_Try it_. Type the data below again exactly. Omit all pictures.

Source records:
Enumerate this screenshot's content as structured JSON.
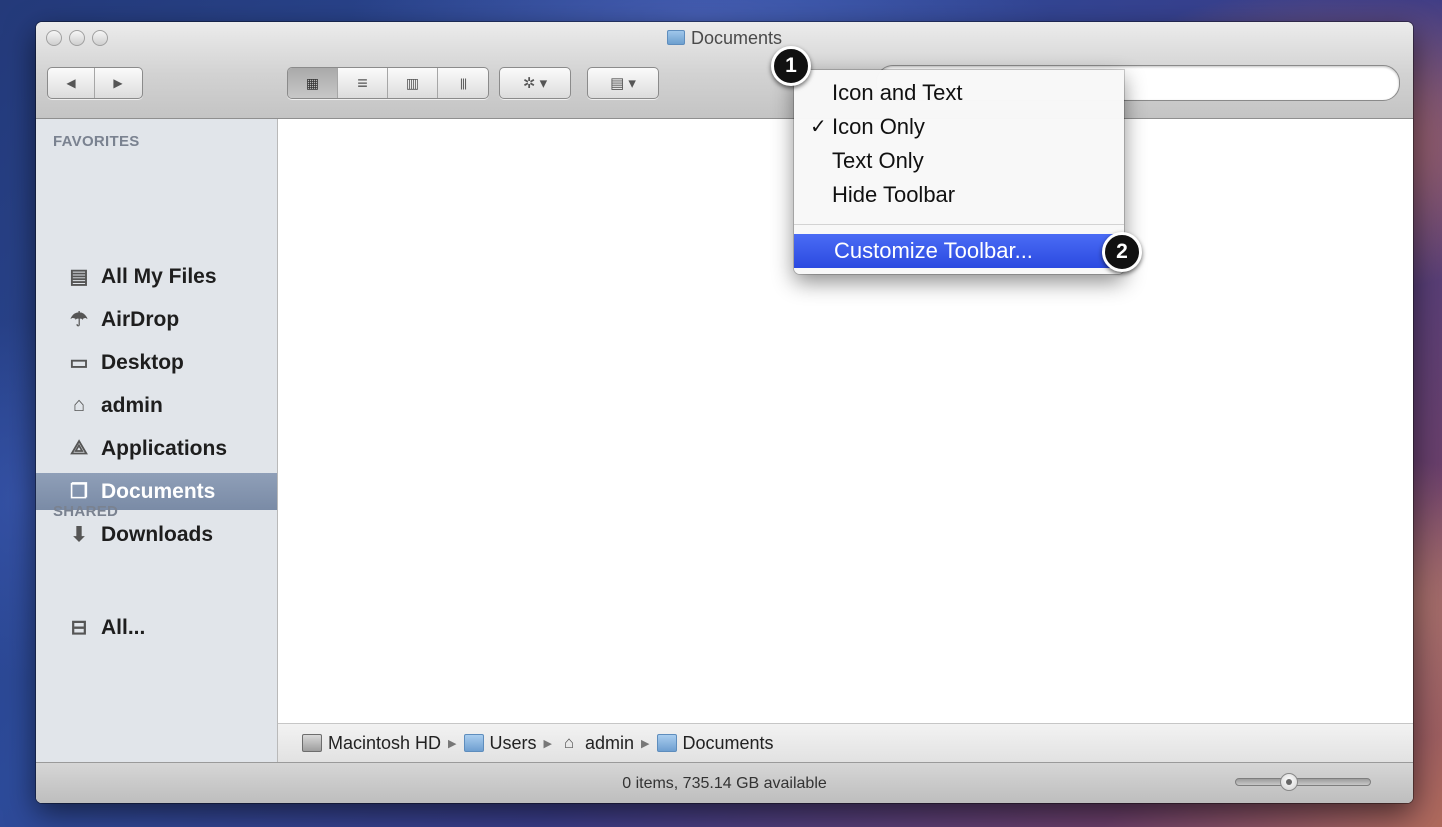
{
  "window": {
    "title": "Documents"
  },
  "toolbar": {
    "back_glyph": "◀",
    "forward_glyph": "▶",
    "view_icon": "▦",
    "view_list": "≡",
    "view_columns": "▥",
    "view_coverflow": "|||",
    "action_glyph": "✲ ▾",
    "arrange_glyph": "▤ ▾",
    "search_placeholder": ""
  },
  "sidebar": {
    "favorites_heading": "FAVORITES",
    "shared_heading": "SHARED",
    "items": [
      {
        "label": "All My Files",
        "icon": "all-my-files-icon",
        "glyph": "▤"
      },
      {
        "label": "AirDrop",
        "icon": "airdrop-icon",
        "glyph": "☂"
      },
      {
        "label": "Desktop",
        "icon": "desktop-icon",
        "glyph": "▭"
      },
      {
        "label": "admin",
        "icon": "home-icon",
        "glyph": "⌂"
      },
      {
        "label": "Applications",
        "icon": "applications-icon",
        "glyph": "⟁"
      },
      {
        "label": "Documents",
        "icon": "documents-icon",
        "glyph": "❐",
        "selected": true
      },
      {
        "label": "Downloads",
        "icon": "downloads-icon",
        "glyph": "⬇"
      }
    ],
    "shared_items": [
      {
        "label": "All...",
        "icon": "network-icon",
        "glyph": "⊟"
      }
    ]
  },
  "context_menu": {
    "items": [
      {
        "label": "Icon and Text",
        "checked": false
      },
      {
        "label": "Icon Only",
        "checked": true
      },
      {
        "label": "Text Only",
        "checked": false
      },
      {
        "label": "Hide Toolbar",
        "checked": false
      }
    ],
    "check_glyph": "✓",
    "customize_label": "Customize Toolbar..."
  },
  "callouts": {
    "step1": "1",
    "step2": "2"
  },
  "path_bar": {
    "segments": [
      "Macintosh HD",
      "Users",
      "admin",
      "Documents"
    ],
    "separator": "▶"
  },
  "status_bar": {
    "text": "0 items, 735.14 GB available"
  },
  "colors": {
    "menu_highlight": "#2b4ae0",
    "sidebar_selected": "#7a8ba6",
    "sidebar_bg": "#e1e5ea"
  }
}
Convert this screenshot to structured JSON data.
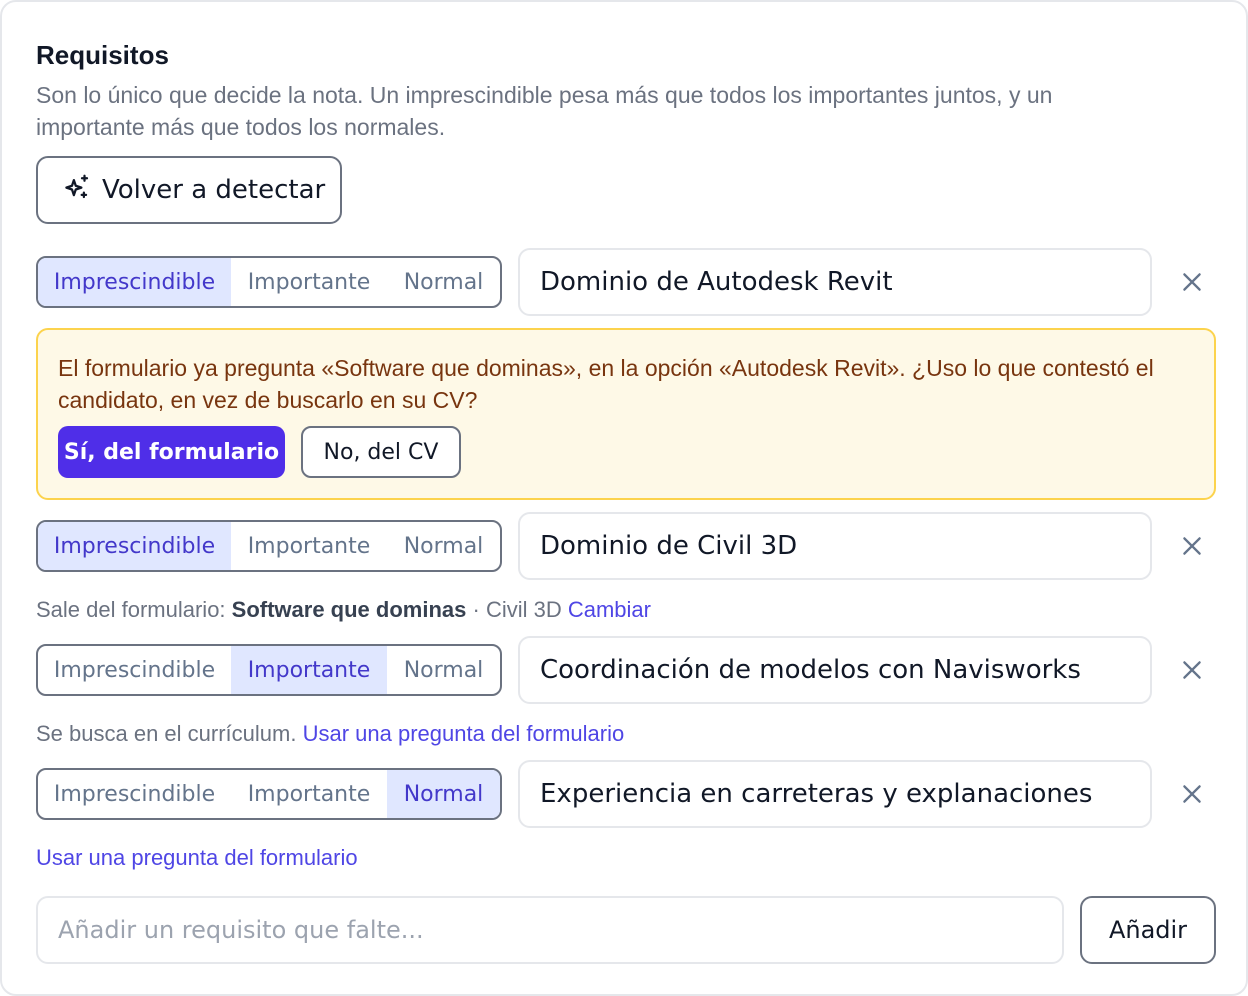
{
  "section": {
    "title": "Requisitos",
    "description": "Son lo único que decide la nota. Un imprescindible pesa más que todos los importantes juntos, y un importante más que todos los normales."
  },
  "redetect_label": "Volver a detectar",
  "levels": [
    "Imprescindible",
    "Importante",
    "Normal"
  ],
  "requirements": [
    {
      "text": "Dominio de Autodesk Revit",
      "level": "Imprescindible"
    },
    {
      "text": "Dominio de Civil 3D",
      "level": "Imprescindible"
    },
    {
      "text": "Coordinación de modelos con Navisworks",
      "level": "Importante"
    },
    {
      "text": "Experiencia en carreteras y explanaciones",
      "level": "Normal"
    }
  ],
  "alert": {
    "text": "El formulario ya pregunta «Software que dominas», en la opción «Autodesk Revit». ¿Uso lo que contestó el candidato, en vez de buscarlo en su CV?",
    "yes_label": "Sí, del formulario",
    "no_label": "No, del CV"
  },
  "note2": {
    "prefix": "Sale del formulario: ",
    "question": "Software que dominas",
    "separator": " · ",
    "option": "Civil 3D",
    "link": "Cambiar"
  },
  "note3": {
    "text": "Se busca en el currículum. ",
    "link": "Usar una pregunta del formulario"
  },
  "note4": {
    "link": "Usar una pregunta del formulario"
  },
  "add": {
    "placeholder": "Añadir un requisito que falte...",
    "button_label": "Añadir"
  },
  "colors": {
    "accent": "#4f2ee8",
    "active_segment_bg": "#e0e7ff",
    "alert_bg": "#fef9e7",
    "alert_border": "#fcd34d"
  },
  "icons": {
    "redetect": "sparkles-icon",
    "remove": "close-icon"
  }
}
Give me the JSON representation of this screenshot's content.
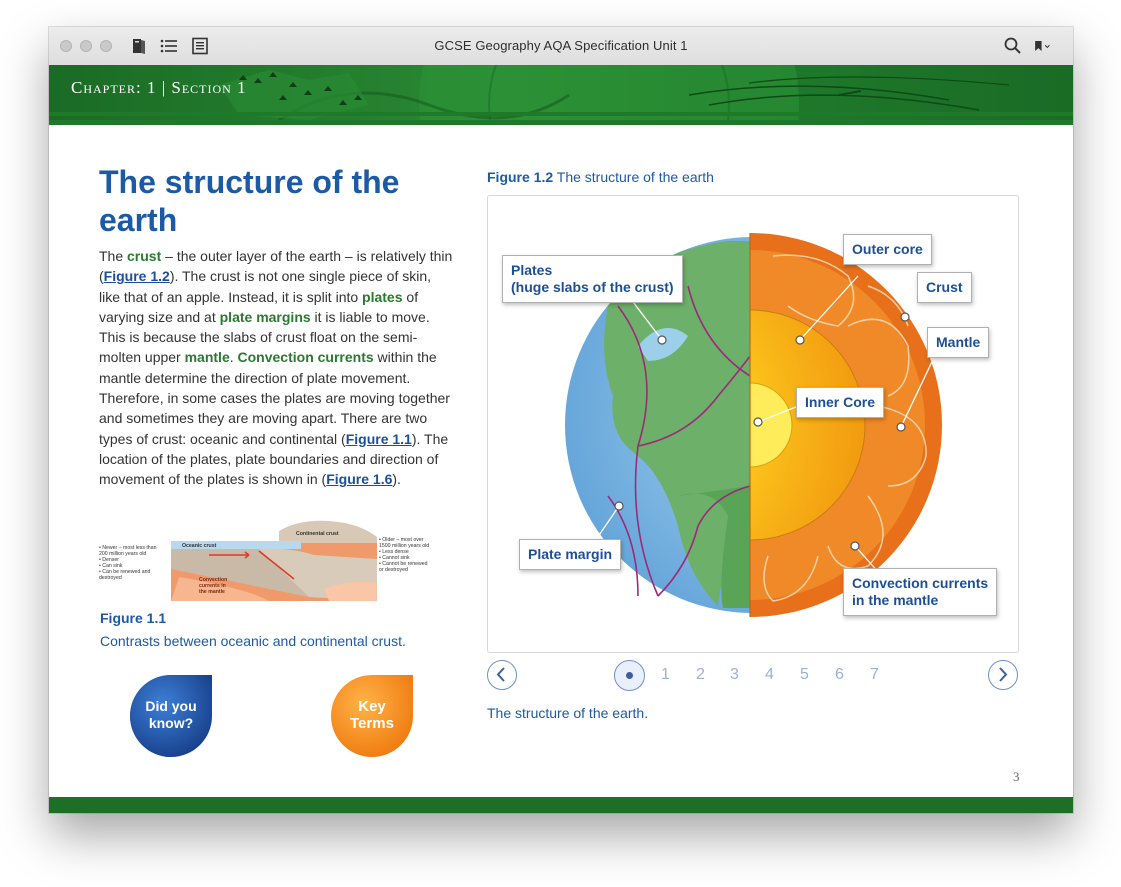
{
  "window": {
    "title": "GCSE  Geography  AQA Specification Unit 1",
    "toolbar_icons": [
      "library-icon",
      "toc-icon",
      "notes-icon",
      "search-icon",
      "bookmark-icon"
    ]
  },
  "banner": {
    "chapter_label": "Chapter: 1 | Section 1"
  },
  "article": {
    "heading": "The structure of the earth",
    "p1": "The ",
    "kw_crust": "crust",
    "p2": " – the outer layer of the earth – is relatively thin (",
    "link_fig12": "Figure 1.2",
    "p3": "). The crust is not one single piece of skin, like that of an apple. Instead, it is split into ",
    "kw_plates": "plates",
    "p4": " of varying size and at ",
    "kw_margins": "plate margins",
    "p5": " it is liable to move. This is because the slabs of crust float on the semi-molten upper ",
    "kw_mantle": "mantle",
    "p6": ". ",
    "kw_convection": "Convection currents",
    "p7": " within the mantle determine the direction of plate movement. Therefore, in some cases the plates are moving together and sometimes they are moving apart. There are two types of crust: oceanic and continental (",
    "link_fig11": "Figure 1.1",
    "p8": "). The location of the plates, plate boundaries and direction of movement of the plates is shown in (",
    "link_fig16": "Figure 1.6",
    "p9": ")."
  },
  "figure11": {
    "left_notes": [
      "• Newer – most less than",
      "  200 million years old",
      "• Denser",
      "• Can sink",
      "• Can be renewed and",
      "  destroyed"
    ],
    "right_notes": [
      "• Older – most over",
      "  1500 million years old",
      "• Less dense",
      "• Cannot sink",
      "• Cannot be renewed",
      "  or destroyed"
    ],
    "oceanic_label": "Oceanic crust",
    "continental_label": "Continental crust",
    "convection_lines": [
      "Convection",
      "currents in",
      "the mantle"
    ],
    "caption_num": "Figure 1.1",
    "caption_text": "Contrasts between oceanic and continental crust."
  },
  "badges": {
    "did_you_know": [
      "Did you",
      "know?"
    ],
    "key_terms": [
      "Key",
      "Terms"
    ]
  },
  "figure12": {
    "caption_num": "Figure 1.2",
    "caption_text": " The structure of the earth",
    "labels": {
      "plates_l1": "Plates",
      "plates_l2": "(huge slabs of the crust)",
      "outer_core": "Outer core",
      "crust": "Crust",
      "mantle": "Mantle",
      "inner_core": "Inner Core",
      "plate_margin": "Plate margin",
      "convection_l1": "Convection currents",
      "convection_l2": "in the mantle"
    }
  },
  "pager": {
    "pages": [
      "1",
      "2",
      "3",
      "4",
      "5",
      "6",
      "7"
    ],
    "current": 0
  },
  "bottom_caption": "The structure of the earth.",
  "page_number": "3",
  "colors": {
    "heading_blue": "#1c5aa6",
    "keyword_green": "#2a7a2f",
    "banner_green": "#1f7a2b"
  }
}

_Exercise solution_.
Enumerate this screenshot's content as structured JSON.
{
  "window": {
    "title": "Documents"
  },
  "toolbar": {
    "back_glyph": "◀",
    "forward_glyph": "▶",
    "view_icon": "▦",
    "view_list": "≡",
    "view_columns": "▥",
    "view_coverflow": "|||",
    "action_glyph": "✲ ▾",
    "arrange_glyph": "▤ ▾",
    "search_placeholder": ""
  },
  "sidebar": {
    "favorites_heading": "FAVORITES",
    "shared_heading": "SHARED",
    "items": [
      {
        "label": "All My Files",
        "icon": "all-my-files-icon",
        "glyph": "▤"
      },
      {
        "label": "AirDrop",
        "icon": "airdrop-icon",
        "glyph": "☂"
      },
      {
        "label": "Desktop",
        "icon": "desktop-icon",
        "glyph": "▭"
      },
      {
        "label": "admin",
        "icon": "home-icon",
        "glyph": "⌂"
      },
      {
        "label": "Applications",
        "icon": "applications-icon",
        "glyph": "⟁"
      },
      {
        "label": "Documents",
        "icon": "documents-icon",
        "glyph": "❐",
        "selected": true
      },
      {
        "label": "Downloads",
        "icon": "downloads-icon",
        "glyph": "⬇"
      }
    ],
    "shared_items": [
      {
        "label": "All...",
        "icon": "network-icon",
        "glyph": "⊟"
      }
    ]
  },
  "context_menu": {
    "items": [
      {
        "label": "Icon and Text",
        "checked": false
      },
      {
        "label": "Icon Only",
        "checked": true
      },
      {
        "label": "Text Only",
        "checked": false
      },
      {
        "label": "Hide Toolbar",
        "checked": false
      }
    ],
    "check_glyph": "✓",
    "customize_label": "Customize Toolbar..."
  },
  "callouts": {
    "step1": "1",
    "step2": "2"
  },
  "path_bar": {
    "segments": [
      "Macintosh HD",
      "Users",
      "admin",
      "Documents"
    ],
    "separator": "▶"
  },
  "status_bar": {
    "text": "0 items, 735.14 GB available"
  },
  "colors": {
    "menu_highlight": "#2b4ae0",
    "sidebar_selected": "#7a8ba6",
    "sidebar_bg": "#e1e5ea"
  }
}
Convert this screenshot to structured JSON data.
{
  "section": {
    "title": "Requisitos",
    "description": "Son lo único que decide la nota. Un imprescindible pesa más que todos los importantes juntos, y un importante más que todos los normales."
  },
  "redetect_label": "Volver a detectar",
  "levels": [
    "Imprescindible",
    "Importante",
    "Normal"
  ],
  "requirements": [
    {
      "text": "Dominio de Autodesk Revit",
      "level": "Imprescindible"
    },
    {
      "text": "Dominio de Civil 3D",
      "level": "Imprescindible"
    },
    {
      "text": "Coordinación de modelos con Navisworks",
      "level": "Importante"
    },
    {
      "text": "Experiencia en carreteras y explanaciones",
      "level": "Normal"
    }
  ],
  "alert": {
    "text": "El formulario ya pregunta «Software que dominas», en la opción «Autodesk Revit». ¿Uso lo que contestó el candidato, en vez de buscarlo en su CV?",
    "yes_label": "Sí, del formulario",
    "no_label": "No, del CV"
  },
  "note2": {
    "prefix": "Sale del formulario: ",
    "question": "Software que dominas",
    "separator": " · ",
    "option": "Civil 3D",
    "link": "Cambiar"
  },
  "note3": {
    "text": "Se busca en el currículum. ",
    "link": "Usar una pregunta del formulario"
  },
  "note4": {
    "link": "Usar una pregunta del formulario"
  },
  "add": {
    "placeholder": "Añadir un requisito que falte...",
    "button_label": "Añadir"
  },
  "colors": {
    "accent": "#4f2ee8",
    "active_segment_bg": "#e0e7ff",
    "alert_bg": "#fef9e7",
    "alert_border": "#fcd34d"
  },
  "icons": {
    "redetect": "sparkles-icon",
    "remove": "close-icon"
  }
}
Give me the JSON representation of this screenshot's content.
{
  "window": {
    "title": "GCSE  Geography  AQA Specification Unit 1",
    "toolbar_icons": [
      "library-icon",
      "toc-icon",
      "notes-icon",
      "search-icon",
      "bookmark-icon"
    ]
  },
  "banner": {
    "chapter_label": "Chapter: 1 | Section 1"
  },
  "article": {
    "heading": "The structure of the earth",
    "p1": "The ",
    "kw_crust": "crust",
    "p2": " – the outer layer of the earth – is relatively thin (",
    "link_fig12": "Figure 1.2",
    "p3": "). The crust is not one single piece of skin, like that of an apple. Instead, it is split into ",
    "kw_plates": "plates",
    "p4": " of varying size and at ",
    "kw_margins": "plate margins",
    "p5": " it is liable to move. This is because the slabs of crust float on the semi-molten upper ",
    "kw_mantle": "mantle",
    "p6": ". ",
    "kw_convection": "Convection currents",
    "p7": " within the mantle determine the direction of plate movement. Therefore, in some cases the plates are moving together and sometimes they are moving apart. There are two types of crust: oceanic and continental (",
    "link_fig11": "Figure 1.1",
    "p8": "). The location of the plates, plate boundaries and direction of movement of the plates is shown in (",
    "link_fig16": "Figure 1.6",
    "p9": ")."
  },
  "figure11": {
    "left_notes": [
      "• Newer – most less than",
      "  200 million years old",
      "• Denser",
      "• Can sink",
      "• Can be renewed and",
      "  destroyed"
    ],
    "right_notes": [
      "• Older – most over",
      "  1500 million years old",
      "• Less dense",
      "• Cannot sink",
      "• Cannot be renewed",
      "  or destroyed"
    ],
    "oceanic_label": "Oceanic crust",
    "continental_label": "Continental crust",
    "convection_lines": [
      "Convection",
      "currents in",
      "the mantle"
    ],
    "caption_num": "Figure 1.1",
    "caption_text": "Contrasts between oceanic and continental crust."
  },
  "badges": {
    "did_you_know": [
      "Did you",
      "know?"
    ],
    "key_terms": [
      "Key",
      "Terms"
    ]
  },
  "figure12": {
    "caption_num": "Figure 1.2",
    "caption_text": " The structure of the earth",
    "labels": {
      "plates_l1": "Plates",
      "plates_l2": "(huge slabs of the crust)",
      "outer_core": "Outer core",
      "crust": "Crust",
      "mantle": "Mantle",
      "inner_core": "Inner Core",
      "plate_margin": "Plate margin",
      "convection_l1": "Convection currents",
      "convection_l2": "in the mantle"
    }
  },
  "pager": {
    "pages": [
      "1",
      "2",
      "3",
      "4",
      "5",
      "6",
      "7"
    ],
    "current": 0
  },
  "bottom_caption": "The structure of the earth.",
  "page_number": "3",
  "colors": {
    "heading_blue": "#1c5aa6",
    "keyword_green": "#2a7a2f",
    "banner_green": "#1f7a2b"
  }
}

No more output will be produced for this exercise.